I’m really excited to share this new product with you because teaching social-emotional skills doesn’t have to be difficult! With Tab Books, students’ drawings, writing, and graphic organizers come together to create a customized book they can be proud of and use a reference whenever they need reminders! Great on their own or as part of an Interactive Notebook, Tab Books are a tried and true way to get your students excited about learning! I have my students for 30 minutes sessions and they usually take 2-3 sessions to complete.
This book helps students learn about positive thinking, resiliency, and having a growth mindset to help them through challenges and struggles. Book can be made with 6 or 10 pages.
The best part? Print and go. No fancy supplies or prep needed!
I have several other tab books and I’m planning to add more in the future, so check back often for new ones! Any topics you’d like to see? Leave them in the comments!
This interactive game helps students in grades PreK-2nd learn how to identify and express various emotions. It is especially helpful for students with Autism, Emotional Disabilities, and Anger or other Social Skills difficulties. Games are also a great way to teach turn taking and cooperative play skills!
Once the game board and cards are assembled and printed, it’s ready to use over and over with no prep work!
Similar to Candyland, students draw a card and move to the corresponding space. The first player to collect all of the different emotions (happy, angry, sad, scared, excited, embarrassed) is the winner! The game can even be adjusted to be longer or shorter depending on which cards you use.
How to Play:
1) The youngest player goes first. They draw a card and move to that space. You can use bingo markers, pawns from other games, or small erasers as markers.
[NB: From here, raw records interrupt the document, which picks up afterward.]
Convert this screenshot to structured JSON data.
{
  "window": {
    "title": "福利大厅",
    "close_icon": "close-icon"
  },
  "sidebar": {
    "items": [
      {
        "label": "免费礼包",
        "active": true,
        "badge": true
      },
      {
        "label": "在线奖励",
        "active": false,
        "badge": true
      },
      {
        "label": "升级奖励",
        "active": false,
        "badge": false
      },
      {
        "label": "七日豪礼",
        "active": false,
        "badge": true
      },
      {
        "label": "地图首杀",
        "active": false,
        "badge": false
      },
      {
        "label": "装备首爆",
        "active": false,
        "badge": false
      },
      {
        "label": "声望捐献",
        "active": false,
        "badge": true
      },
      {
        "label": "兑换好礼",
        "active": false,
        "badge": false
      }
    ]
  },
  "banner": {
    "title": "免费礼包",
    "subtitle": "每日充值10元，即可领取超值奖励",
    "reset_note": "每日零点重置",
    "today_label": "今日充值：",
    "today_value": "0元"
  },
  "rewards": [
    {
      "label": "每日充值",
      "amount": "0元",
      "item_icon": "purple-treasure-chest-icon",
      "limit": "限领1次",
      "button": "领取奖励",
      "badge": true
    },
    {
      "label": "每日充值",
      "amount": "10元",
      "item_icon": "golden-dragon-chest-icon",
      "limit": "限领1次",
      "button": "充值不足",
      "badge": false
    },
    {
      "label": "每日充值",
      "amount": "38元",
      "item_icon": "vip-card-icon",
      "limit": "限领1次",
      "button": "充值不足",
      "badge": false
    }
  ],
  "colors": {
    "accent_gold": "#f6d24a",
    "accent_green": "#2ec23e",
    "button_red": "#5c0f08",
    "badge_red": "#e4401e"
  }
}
2) If the space has a face on it, they either a) act out the emotion, b) tell about a time they felt that way, or c) answer another question of your choice about that emotion. If they do this successfullly, they earn that particular picture for their scorecard and their turn ends.
3) If they land on a space without a face, their turn is over. The game continues until someone fills up their scorecard with all of the emotions.
4) Some cards are gray and have faces on them. If a player draws one of these cards, they move their pawn to that space and either a) act out the emotion, b) tell about a time they felt that way, or c) answer another question of your choice about that emotion. If they do this successfullly, they earn that particular picture for their scorecard and their turn ends.